Records from a dataset:
>>
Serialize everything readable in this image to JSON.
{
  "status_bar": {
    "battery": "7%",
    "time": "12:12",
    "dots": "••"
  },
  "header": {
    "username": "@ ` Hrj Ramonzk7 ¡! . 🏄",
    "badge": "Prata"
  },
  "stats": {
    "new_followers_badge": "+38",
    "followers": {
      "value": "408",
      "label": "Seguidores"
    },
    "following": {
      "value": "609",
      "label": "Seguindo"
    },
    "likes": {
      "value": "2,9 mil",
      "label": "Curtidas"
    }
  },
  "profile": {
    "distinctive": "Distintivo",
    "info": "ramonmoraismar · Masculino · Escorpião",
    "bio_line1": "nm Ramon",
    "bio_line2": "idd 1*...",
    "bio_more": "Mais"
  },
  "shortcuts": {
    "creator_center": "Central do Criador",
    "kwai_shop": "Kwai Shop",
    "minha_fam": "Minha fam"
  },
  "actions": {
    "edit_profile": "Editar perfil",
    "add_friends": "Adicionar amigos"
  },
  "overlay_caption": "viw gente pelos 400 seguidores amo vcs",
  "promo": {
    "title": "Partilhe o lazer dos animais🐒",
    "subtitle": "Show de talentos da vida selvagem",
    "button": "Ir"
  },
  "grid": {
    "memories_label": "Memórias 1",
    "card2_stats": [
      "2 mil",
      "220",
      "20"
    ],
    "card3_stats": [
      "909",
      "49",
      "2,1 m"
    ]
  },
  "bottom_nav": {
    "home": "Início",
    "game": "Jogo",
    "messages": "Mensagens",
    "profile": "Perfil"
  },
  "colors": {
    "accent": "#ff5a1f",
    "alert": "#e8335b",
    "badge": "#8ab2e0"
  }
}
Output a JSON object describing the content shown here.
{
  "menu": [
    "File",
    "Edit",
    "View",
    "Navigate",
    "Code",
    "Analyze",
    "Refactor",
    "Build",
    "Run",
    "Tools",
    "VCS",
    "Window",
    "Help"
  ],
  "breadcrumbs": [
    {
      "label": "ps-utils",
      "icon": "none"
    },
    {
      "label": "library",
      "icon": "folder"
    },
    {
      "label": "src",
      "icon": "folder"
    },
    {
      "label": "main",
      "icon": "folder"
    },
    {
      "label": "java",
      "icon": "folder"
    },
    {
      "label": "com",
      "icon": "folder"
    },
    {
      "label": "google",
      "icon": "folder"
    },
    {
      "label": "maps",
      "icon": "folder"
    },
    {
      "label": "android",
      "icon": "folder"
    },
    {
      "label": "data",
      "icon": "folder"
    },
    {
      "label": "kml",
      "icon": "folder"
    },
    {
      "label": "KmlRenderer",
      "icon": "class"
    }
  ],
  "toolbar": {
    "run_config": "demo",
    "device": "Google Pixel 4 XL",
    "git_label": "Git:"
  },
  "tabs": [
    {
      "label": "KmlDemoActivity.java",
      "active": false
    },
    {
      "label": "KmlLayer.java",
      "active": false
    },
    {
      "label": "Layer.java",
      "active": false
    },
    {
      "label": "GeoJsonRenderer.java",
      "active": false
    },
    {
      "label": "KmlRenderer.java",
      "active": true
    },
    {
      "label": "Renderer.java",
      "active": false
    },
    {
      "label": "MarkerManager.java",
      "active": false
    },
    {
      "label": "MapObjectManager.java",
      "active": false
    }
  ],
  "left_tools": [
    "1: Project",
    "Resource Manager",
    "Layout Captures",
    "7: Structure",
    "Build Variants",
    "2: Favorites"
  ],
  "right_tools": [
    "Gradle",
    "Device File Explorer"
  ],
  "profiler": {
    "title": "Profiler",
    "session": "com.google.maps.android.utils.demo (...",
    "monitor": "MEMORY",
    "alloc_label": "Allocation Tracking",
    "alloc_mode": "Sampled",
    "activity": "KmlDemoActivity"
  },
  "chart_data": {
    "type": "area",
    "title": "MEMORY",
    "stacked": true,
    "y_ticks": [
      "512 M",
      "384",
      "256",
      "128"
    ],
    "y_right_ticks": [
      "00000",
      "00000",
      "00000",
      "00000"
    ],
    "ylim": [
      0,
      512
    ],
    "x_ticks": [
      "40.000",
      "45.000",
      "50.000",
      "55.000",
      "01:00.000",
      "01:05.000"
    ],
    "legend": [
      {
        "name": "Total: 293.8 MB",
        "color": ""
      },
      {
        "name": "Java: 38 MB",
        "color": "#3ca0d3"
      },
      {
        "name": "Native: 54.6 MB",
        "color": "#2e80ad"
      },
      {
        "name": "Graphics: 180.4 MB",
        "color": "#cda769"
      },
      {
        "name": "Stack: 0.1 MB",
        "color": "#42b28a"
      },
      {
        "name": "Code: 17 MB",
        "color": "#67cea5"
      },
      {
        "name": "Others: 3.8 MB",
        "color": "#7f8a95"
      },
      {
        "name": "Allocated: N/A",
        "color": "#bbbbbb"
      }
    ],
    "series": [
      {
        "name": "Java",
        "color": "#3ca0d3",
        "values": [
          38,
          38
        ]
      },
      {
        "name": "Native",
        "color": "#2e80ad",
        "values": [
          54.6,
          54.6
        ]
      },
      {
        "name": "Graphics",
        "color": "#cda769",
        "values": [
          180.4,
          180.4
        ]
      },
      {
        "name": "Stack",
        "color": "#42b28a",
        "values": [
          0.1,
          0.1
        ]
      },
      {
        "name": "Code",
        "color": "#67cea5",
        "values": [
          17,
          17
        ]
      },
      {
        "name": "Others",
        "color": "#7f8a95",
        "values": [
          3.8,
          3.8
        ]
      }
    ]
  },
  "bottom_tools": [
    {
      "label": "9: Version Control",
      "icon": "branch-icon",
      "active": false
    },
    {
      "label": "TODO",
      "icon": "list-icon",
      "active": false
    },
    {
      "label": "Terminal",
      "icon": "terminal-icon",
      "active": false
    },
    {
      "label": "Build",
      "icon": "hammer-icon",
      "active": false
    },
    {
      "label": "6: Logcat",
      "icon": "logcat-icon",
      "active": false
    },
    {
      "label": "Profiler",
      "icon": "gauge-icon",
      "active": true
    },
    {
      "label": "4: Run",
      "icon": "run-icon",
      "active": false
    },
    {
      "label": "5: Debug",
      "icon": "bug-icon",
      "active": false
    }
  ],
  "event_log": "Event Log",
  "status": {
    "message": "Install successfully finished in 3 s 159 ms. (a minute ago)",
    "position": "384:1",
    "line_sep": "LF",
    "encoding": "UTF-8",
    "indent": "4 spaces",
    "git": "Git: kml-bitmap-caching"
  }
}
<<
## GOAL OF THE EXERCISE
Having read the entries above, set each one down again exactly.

## TASK ANSWER
Serialize everything readable in this image to JSON.
{
  "status_bar": {
    "battery": "7%",
    "time": "12:12",
    "dots": "••"
  },
  "header": {
    "username": "@ ` Hrj Ramonzk7 ¡! . 🏄",
    "badge": "Prata"
  },
  "stats": {
    "new_followers_badge": "+38",
    "followers": {
      "value": "408",
      "label": "Seguidores"
    },
    "following": {
      "value": "609",
      "label": "Seguindo"
    },
    "likes": {
      "value": "2,9 mil",
      "label": "Curtidas"
    }
  },
  "profile": {
    "distinctive": "Distintivo",
    "info": "ramonmoraismar · Masculino · Escorpião",
    "bio_line1": "nm Ramon",
    "bio_line2": "idd 1*...",
    "bio_more": "Mais"
  },
  "shortcuts": {
    "creator_center": "Central do Criador",
    "kwai_shop": "Kwai Shop",
    "minha_fam": "Minha fam"
  },
  "actions": {
    "edit_profile": "Editar perfil",
    "add_friends": "Adicionar amigos"
  },
  "overlay_caption": "viw gente pelos 400 seguidores amo vcs",
  "promo": {
    "title": "Partilhe o lazer dos animais🐒",
    "subtitle": "Show de talentos da vida selvagem",
    "button": "Ir"
  },
  "grid": {
    "memories_label": "Memórias 1",
    "card2_stats": [
      "2 mil",
      "220",
      "20"
    ],
    "card3_stats": [
      "909",
      "49",
      "2,1 m"
    ]
  },
  "bottom_nav": {
    "home": "Início",
    "game": "Jogo",
    "messages": "Mensagens",
    "profile": "Perfil"
  },
  "colors": {
    "accent": "#ff5a1f",
    "alert": "#e8335b",
    "badge": "#8ab2e0"
  }
}
Output a JSON object describing the content shown here.
{
  "menu": [
    "File",
    "Edit",
    "View",
    "Navigate",
    "Code",
    "Analyze",
    "Refactor",
    "Build",
    "Run",
    "Tools",
    "VCS",
    "Window",
    "Help"
  ],
  "breadcrumbs": [
    {
      "label": "ps-utils",
      "icon": "none"
    },
    {
      "label": "library",
      "icon": "folder"
    },
    {
      "label": "src",
      "icon": "folder"
    },
    {
      "label": "main",
      "icon": "folder"
    },
    {
      "label": "java",
      "icon": "folder"
    },
    {
      "label": "com",
      "icon": "folder"
    },
    {
      "label": "google",
      "icon": "folder"
    },
    {
      "label": "maps",
      "icon": "folder"
    },
    {
      "label": "android",
      "icon": "folder"
    },
    {
      "label": "data",
      "icon": "folder"
    },
    {
      "label": "kml",
      "icon": "folder"
    },
    {
      "label": "KmlRenderer",
      "icon": "class"
    }
  ],
  "toolbar": {
    "run_config": "demo",
    "device": "Google Pixel 4 XL",
    "git_label": "Git:"
  },
  "tabs": [
    {
      "label": "KmlDemoActivity.java",
      "active": false
    },
    {
      "label": "KmlLayer.java",
      "active": false
    },
    {
      "label": "Layer.java",
      "active": false
    },
    {
      "label": "GeoJsonRenderer.java",
      "active": false
    },
    {
      "label": "KmlRenderer.java",
      "active": true
    },
    {
      "label": "Renderer.java",
      "active": false
    },
    {
      "label": "MarkerManager.java",
      "active": false
    },
    {
      "label": "MapObjectManager.java",
      "active": false
    }
  ],
  "left_tools": [
    "1: Project",
    "Resource Manager",
    "Layout Captures",
    "7: Structure",
    "Build Variants",
    "2: Favorites"
  ],
  "right_tools": [
    "Gradle",
    "Device File Explorer"
  ],
  "profiler": {
    "title": "Profiler",
    "session": "com.google.maps.android.utils.demo (...",
    "monitor": "MEMORY",
    "alloc_label": "Allocation Tracking",
    "alloc_mode": "Sampled",
    "activity": "KmlDemoActivity"
  },
  "chart_data": {
    "type": "area",
    "title": "MEMORY",
    "stacked": true,
    "y_ticks": [
      "512 M",
      "384",
      "256",
      "128"
    ],
    "y_right_ticks": [
      "00000",
      "00000",
      "00000",
      "00000"
    ],
    "ylim": [
      0,
      512
    ],
    "x_ticks": [
      "40.000",
      "45.000",
      "50.000",
      "55.000",
      "01:00.000",
      "01:05.000"
    ],
    "legend": [
      {
        "name": "Total: 293.8 MB",
        "color": ""
      },
      {
        "name": "Java: 38 MB",
        "color": "#3ca0d3"
      },
      {
        "name": "Native: 54.6 MB",
        "color": "#2e80ad"
      },
      {
        "name": "Graphics: 180.4 MB",
        "color": "#cda769"
      },
      {
        "name": "Stack: 0.1 MB",
        "color": "#42b28a"
      },
      {
        "name": "Code: 17 MB",
        "color": "#67cea5"
      },
      {
        "name": "Others: 3.8 MB",
        "color": "#7f8a95"
      },
      {
        "name": "Allocated: N/A",
        "color": "#bbbbbb"
      }
    ],
    "series": [
      {
        "name": "Java",
        "color": "#3ca0d3",
        "values": [
          38,
          38
        ]
      },
      {
        "name": "Native",
        "color": "#2e80ad",
        "values": [
          54.6,
          54.6
        ]
      },
      {
        "name": "Graphics",
        "color": "#cda769",
        "values": [
          180.4,
          180.4
        ]
      },
      {
        "name": "Stack",
        "color": "#42b28a",
        "values": [
          0.1,
          0.1
        ]
      },
      {
        "name": "Code",
        "color": "#67cea5",
        "values": [
          17,
          17
        ]
      },
      {
        "name": "Others",
        "color": "#7f8a95",
        "values": [
          3.8,
          3.8
        ]
      }
    ]
  },
  "bottom_tools": [
    {
      "label": "9: Version Control",
      "icon": "branch-icon",
      "active": false
    },
    {
      "label": "TODO",
      "icon": "list-icon",
      "active": false
    },
    {
      "label": "Terminal",
      "icon": "terminal-icon",
      "active": false
    },
    {
      "label": "Build",
      "icon": "hammer-icon",
      "active": false
    },
    {
      "label": "6: Logcat",
      "icon": "logcat-icon",
      "active": false
    },
    {
      "label": "Profiler",
      "icon": "gauge-icon",
      "active": true
    },
    {
      "label": "4: Run",
      "icon": "run-icon",
      "active": false
    },
    {
      "label": "5: Debug",
      "icon": "bug-icon",
      "active": false
    }
  ],
  "event_log": "Event Log",
  "status": {
    "message": "Install successfully finished in 3 s 159 ms. (a minute ago)",
    "position": "384:1",
    "line_sep": "LF",
    "encoding": "UTF-8",
    "indent": "4 spaces",
    "git": "Git: kml-bitmap-caching"
  }
}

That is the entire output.